First, let’s get one general item out of the way. Social networks typically classify people (user objects?) into two types:
- Users that have already registered on the site
- Potential new users that we can try to recruit
Generally, when you’re using a social network site, if you request a connection with type number 1, it puts a little “poke” message in their account page or virtual (non-email) inbox on the site. I usually consider these users fair game for mass requests – they already use the service, so yeah, let’s go ahead and ask them to link up.
Type 2 users are where the spam comes in. They are not in the site already, so the service will “helpfully” send them an email in your name which requests their participation. This is obnoxious, and while it’s technically “ham” not “spam”, it is still something I refuse to do.
Now take a look at this screen grab from Spock’s Gmail address book importer:
You tell me. Does this look like user category 1 or 2? Will it send them email? I decided it wouldn’t and selected “Add to Trust Network”. After all, they must already use the site, right? Then it sent out over 100 email messages to people who have never heard of the site. How do I know? I’ve gotten more than a dozen questions out of the blue from people who I know but haven’t talked to in a while. Their message is simple: “What’s Spock?”
For what it’s worth, here’s Spock’s “phase 2” page requesting to email people. This is what Maia posted, and what the site puts up for some other random set of less-defined people. I clicked “Skip” here for good reason…

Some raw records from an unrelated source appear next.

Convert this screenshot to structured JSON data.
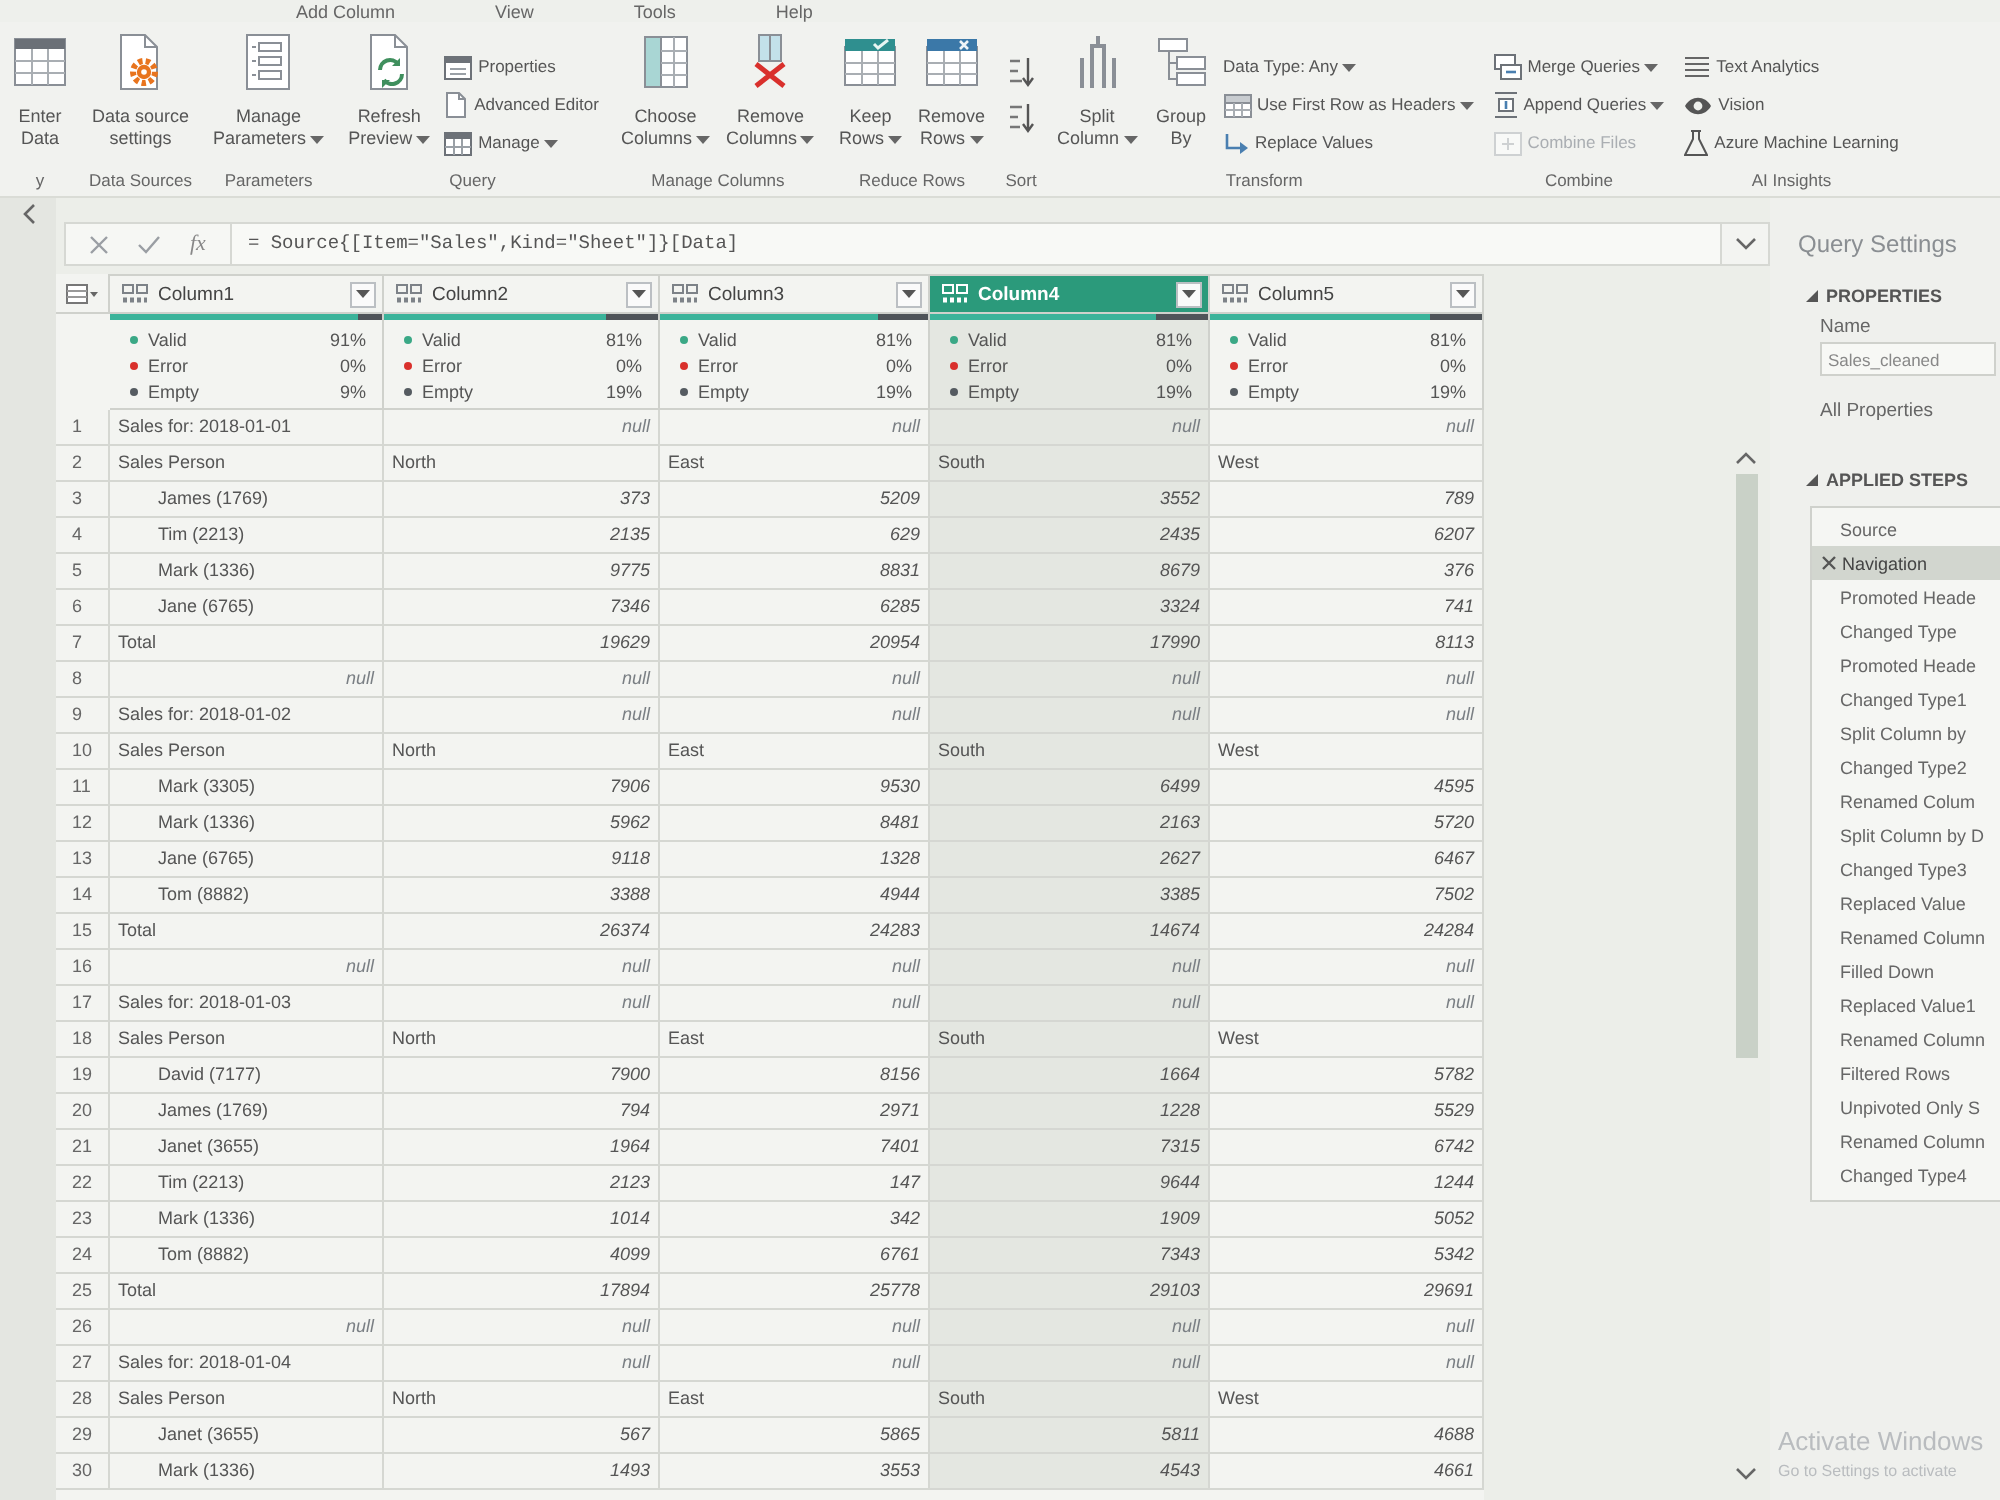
{
  "menu_tabs": [
    {
      "label": "Add Column",
      "selected": false
    },
    {
      "label": "View",
      "selected": false
    },
    {
      "label": "Tools",
      "selected": false
    },
    {
      "label": "Help",
      "selected": false
    }
  ],
  "ribbon": [
    {
      "label": "y",
      "items": [
        {
          "kind": "large",
          "lines": [
            "Enter",
            "Data"
          ],
          "dropdown": false,
          "disabled": false
        }
      ]
    },
    {
      "label": "Data Sources",
      "items": [
        {
          "kind": "large",
          "lines": [
            "Data source",
            "settings"
          ],
          "dropdown": false,
          "disabled": false
        }
      ]
    },
    {
      "label": "Parameters",
      "items": [
        {
          "kind": "large",
          "lines": [
            "Manage",
            "Parameters"
          ],
          "dropdown": true,
          "disabled": false
        }
      ]
    },
    {
      "label": "Query",
      "items": [
        {
          "kind": "large",
          "lines": [
            "Refresh",
            "Preview"
          ],
          "dropdown": true,
          "disabled": false
        },
        {
          "kind": "small",
          "lines": [
            "Properties"
          ],
          "dropdown": false,
          "disabled": false
        },
        {
          "kind": "small",
          "lines": [
            "Advanced Editor"
          ],
          "dropdown": false,
          "disabled": false
        },
        {
          "kind": "small",
          "lines": [
            "Manage"
          ],
          "dropdown": true,
          "disabled": false
        }
      ]
    },
    {
      "label": "Manage Columns",
      "items": [
        {
          "kind": "large",
          "lines": [
            "Choose",
            "Columns"
          ],
          "dropdown": true,
          "disabled": false
        },
        {
          "kind": "large",
          "lines": [
            "Remove",
            "Columns"
          ],
          "dropdown": true,
          "disabled": false
        }
      ]
    },
    {
      "label": "Reduce Rows",
      "items": [
        {
          "kind": "large",
          "lines": [
            "Keep",
            "Rows"
          ],
          "dropdown": true,
          "disabled": false
        },
        {
          "kind": "large",
          "lines": [
            "Remove",
            "Rows"
          ],
          "dropdown": true,
          "disabled": false
        }
      ]
    },
    {
      "label": "Sort",
      "items": [
        {
          "kind": "icon",
          "dropdown": false,
          "disabled": false
        },
        {
          "kind": "icon",
          "dropdown": false,
          "disabled": false
        }
      ]
    },
    {
      "label": "Transform",
      "items": [
        {
          "kind": "large",
          "lines": [
            "Split",
            "Column"
          ],
          "dropdown": true,
          "disabled": false
        },
        {
          "kind": "large",
          "lines": [
            "Group",
            "By"
          ],
          "dropdown": false,
          "disabled": false
        },
        {
          "kind": "plain",
          "lines": [
            "Data Type: Any"
          ],
          "dropdown": true,
          "disabled": false
        },
        {
          "kind": "small",
          "lines": [
            "Use First Row as Headers"
          ],
          "dropdown": true,
          "disabled": false
        },
        {
          "kind": "small",
          "lines": [
            "Replace Values"
          ],
          "dropdown": false,
          "disabled": false
        }
      ]
    },
    {
      "label": "Combine",
      "items": [
        {
          "kind": "small",
          "lines": [
            "Merge Queries"
          ],
          "dropdown": true,
          "disabled": false
        },
        {
          "kind": "small",
          "lines": [
            "Append Queries"
          ],
          "dropdown": true,
          "disabled": false
        },
        {
          "kind": "small",
          "lines": [
            "Combine Files"
          ],
          "dropdown": false,
          "disabled": true
        }
      ]
    },
    {
      "label": "AI Insights",
      "items": [
        {
          "kind": "small",
          "lines": [
            "Text Analytics"
          ],
          "dropdown": false,
          "disabled": false
        },
        {
          "kind": "small",
          "lines": [
            "Vision"
          ],
          "dropdown": false,
          "disabled": false
        },
        {
          "kind": "small",
          "lines": [
            "Azure Machine Learning"
          ],
          "dropdown": false,
          "disabled": false
        }
      ]
    }
  ],
  "formula_bar": {
    "function_label": "fx",
    "formula": "= Source{[Item=\"Sales\",Kind=\"Sheet\"]}[Data]"
  },
  "table": {
    "columns": [
      {
        "name": "Column1",
        "selected": false,
        "level": 0.91,
        "quality": [
          {
            "kind": "valid",
            "label": "Valid",
            "value": "91%"
          },
          {
            "kind": "error",
            "label": "Error",
            "value": "0%"
          },
          {
            "kind": "empty",
            "label": "Empty",
            "value": "9%"
          }
        ]
      },
      {
        "name": "Column2",
        "selected": false,
        "level": 0.81,
        "quality": [
          {
            "kind": "valid",
            "label": "Valid",
            "value": "81%"
          },
          {
            "kind": "error",
            "label": "Error",
            "value": "0%"
          },
          {
            "kind": "empty",
            "label": "Empty",
            "value": "19%"
          }
        ]
      },
      {
        "name": "Column3",
        "selected": false,
        "level": 0.81,
        "quality": [
          {
            "kind": "valid",
            "label": "Valid",
            "value": "81%"
          },
          {
            "kind": "error",
            "label": "Error",
            "value": "0%"
          },
          {
            "kind": "empty",
            "label": "Empty",
            "value": "19%"
          }
        ]
      },
      {
        "name": "Column4",
        "selected": true,
        "level": 0.81,
        "quality": [
          {
            "kind": "valid",
            "label": "Valid",
            "value": "81%"
          },
          {
            "kind": "error",
            "label": "Error",
            "value": "0%"
          },
          {
            "kind": "empty",
            "label": "Empty",
            "value": "19%"
          }
        ]
      },
      {
        "name": "Column5",
        "selected": false,
        "level": 0.81,
        "quality": [
          {
            "kind": "valid",
            "label": "Valid",
            "value": "81%"
          },
          {
            "kind": "error",
            "label": "Error",
            "value": "0%"
          },
          {
            "kind": "empty",
            "label": "Empty",
            "value": "19%"
          }
        ]
      }
    ],
    "rows": [
      {
        "number": "1",
        "kind": "date",
        "cells": [
          "Sales for: 2018-01-01",
          "null",
          "null",
          "null",
          "null"
        ]
      },
      {
        "number": "2",
        "kind": "header",
        "cells": [
          "Sales Person",
          "North",
          "East",
          "South",
          "West"
        ]
      },
      {
        "number": "3",
        "kind": "person",
        "cells": [
          "James (1769)",
          "373",
          "5209",
          "3552",
          "789"
        ]
      },
      {
        "number": "4",
        "kind": "person",
        "cells": [
          "Tim (2213)",
          "2135",
          "629",
          "2435",
          "6207"
        ]
      },
      {
        "number": "5",
        "kind": "person",
        "cells": [
          "Mark (1336)",
          "9775",
          "8831",
          "8679",
          "376"
        ]
      },
      {
        "number": "6",
        "kind": "person",
        "cells": [
          "Jane (6765)",
          "7346",
          "6285",
          "3324",
          "741"
        ]
      },
      {
        "number": "7",
        "kind": "total",
        "cells": [
          "Total",
          "19629",
          "20954",
          "17990",
          "8113"
        ]
      },
      {
        "number": "8",
        "kind": "empty",
        "cells": [
          "null",
          "null",
          "null",
          "null",
          "null"
        ]
      },
      {
        "number": "9",
        "kind": "date",
        "cells": [
          "Sales for: 2018-01-02",
          "null",
          "null",
          "null",
          "null"
        ]
      },
      {
        "number": "10",
        "kind": "header",
        "cells": [
          "Sales Person",
          "North",
          "East",
          "South",
          "West"
        ]
      },
      {
        "number": "11",
        "kind": "person",
        "cells": [
          "Mark (3305)",
          "7906",
          "9530",
          "6499",
          "4595"
        ]
      },
      {
        "number": "12",
        "kind": "person",
        "cells": [
          "Mark (1336)",
          "5962",
          "8481",
          "2163",
          "5720"
        ]
      },
      {
        "number": "13",
        "kind": "person",
        "cells": [
          "Jane (6765)",
          "9118",
          "1328",
          "2627",
          "6467"
        ]
      },
      {
        "number": "14",
        "kind": "person",
        "cells": [
          "Tom (8882)",
          "3388",
          "4944",
          "3385",
          "7502"
        ]
      },
      {
        "number": "15",
        "kind": "total",
        "cells": [
          "Total",
          "26374",
          "24283",
          "14674",
          "24284"
        ]
      },
      {
        "number": "16",
        "kind": "empty",
        "cells": [
          "null",
          "null",
          "null",
          "null",
          "null"
        ]
      },
      {
        "number": "17",
        "kind": "date",
        "cells": [
          "Sales for: 2018-01-03",
          "null",
          "null",
          "null",
          "null"
        ]
      },
      {
        "number": "18",
        "kind": "header",
        "cells": [
          "Sales Person",
          "North",
          "East",
          "South",
          "West"
        ]
      },
      {
        "number": "19",
        "kind": "person",
        "cells": [
          "David (7177)",
          "7900",
          "8156",
          "1664",
          "5782"
        ]
      },
      {
        "number": "20",
        "kind": "person",
        "cells": [
          "James (1769)",
          "794",
          "2971",
          "1228",
          "5529"
        ]
      },
      {
        "number": "21",
        "kind": "person",
        "cells": [
          "Janet (3655)",
          "1964",
          "7401",
          "7315",
          "6742"
        ]
      },
      {
        "number": "22",
        "kind": "person",
        "cells": [
          "Tim (2213)",
          "2123",
          "147",
          "9644",
          "1244"
        ]
      },
      {
        "number": "23",
        "kind": "person",
        "cells": [
          "Mark (1336)",
          "1014",
          "342",
          "1909",
          "5052"
        ]
      },
      {
        "number": "24",
        "kind": "person",
        "cells": [
          "Tom (8882)",
          "4099",
          "6761",
          "7343",
          "5342"
        ]
      },
      {
        "number": "25",
        "kind": "total",
        "cells": [
          "Total",
          "17894",
          "25778",
          "29103",
          "29691"
        ]
      },
      {
        "number": "26",
        "kind": "empty",
        "cells": [
          "null",
          "null",
          "null",
          "null",
          "null"
        ]
      },
      {
        "number": "27",
        "kind": "date",
        "cells": [
          "Sales for: 2018-01-04",
          "null",
          "null",
          "null",
          "null"
        ]
      },
      {
        "number": "28",
        "kind": "header",
        "cells": [
          "Sales Person",
          "North",
          "East",
          "South",
          "West"
        ]
      },
      {
        "number": "29",
        "kind": "person",
        "cells": [
          "Janet (3655)",
          "567",
          "5865",
          "5811",
          "4688"
        ]
      },
      {
        "number": "30",
        "kind": "person",
        "cells": [
          "Mark (1336)",
          "1493",
          "3553",
          "4543",
          "4661"
        ]
      }
    ]
  },
  "query_settings": {
    "title": "Query Settings",
    "properties": {
      "heading": "PROPERTIES",
      "expanded": true,
      "name_label": "Name",
      "name_value": "Sales_cleaned",
      "link": "All Properties"
    },
    "applied_steps": {
      "heading": "APPLIED STEPS",
      "expanded": true,
      "steps": [
        {
          "label": "Source",
          "selected": false
        },
        {
          "label": "Navigation",
          "selected": true
        },
        {
          "label": "Promoted Heade",
          "selected": false
        },
        {
          "label": "Changed Type",
          "selected": false
        },
        {
          "label": "Promoted Heade",
          "selected": false
        },
        {
          "label": "Changed Type1",
          "selected": false
        },
        {
          "label": "Split Column by",
          "selected": false
        },
        {
          "label": "Changed Type2",
          "selected": false
        },
        {
          "label": "Renamed Colum",
          "selected": false
        },
        {
          "label": "Split Column by D",
          "selected": false
        },
        {
          "label": "Changed Type3",
          "selected": false
        },
        {
          "label": "Replaced Value",
          "selected": false
        },
        {
          "label": "Renamed Column",
          "selected": false
        },
        {
          "label": "Filled Down",
          "selected": false
        },
        {
          "label": "Replaced Value1",
          "selected": false
        },
        {
          "label": "Renamed Column",
          "selected": false
        },
        {
          "label": "Filtered Rows",
          "selected": false
        },
        {
          "label": "Unpivoted Only S",
          "selected": false
        },
        {
          "label": "Renamed Column",
          "selected": false
        },
        {
          "label": "Changed Type4",
          "selected": false
        }
      ]
    }
  },
  "activation_notice": {
    "title": "Activate Windows",
    "text": "Go to Settings to activate"
  }
}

So enough with the complaints. I’m ticked off, that’s true, because lots of my contacts are thinking of me as “the guy who just signed me up for some social networking site” rather than “my esteemed business associate” (or whatever else they thought of me). Some of those contacts are high-ranking business folks who get enough unwanted email already. Some were potential partners or customers.
The difference between MySpace and LinkedIn is maturity. MySpace is a playground to impress your friends. LinkedIn is a rolodex to keep connected with colleagues. Where does Spock fit in? (sorry for the campy title…)
On the other hand, I do have to give Maia and Spock some credit for a thoughtful and professional response.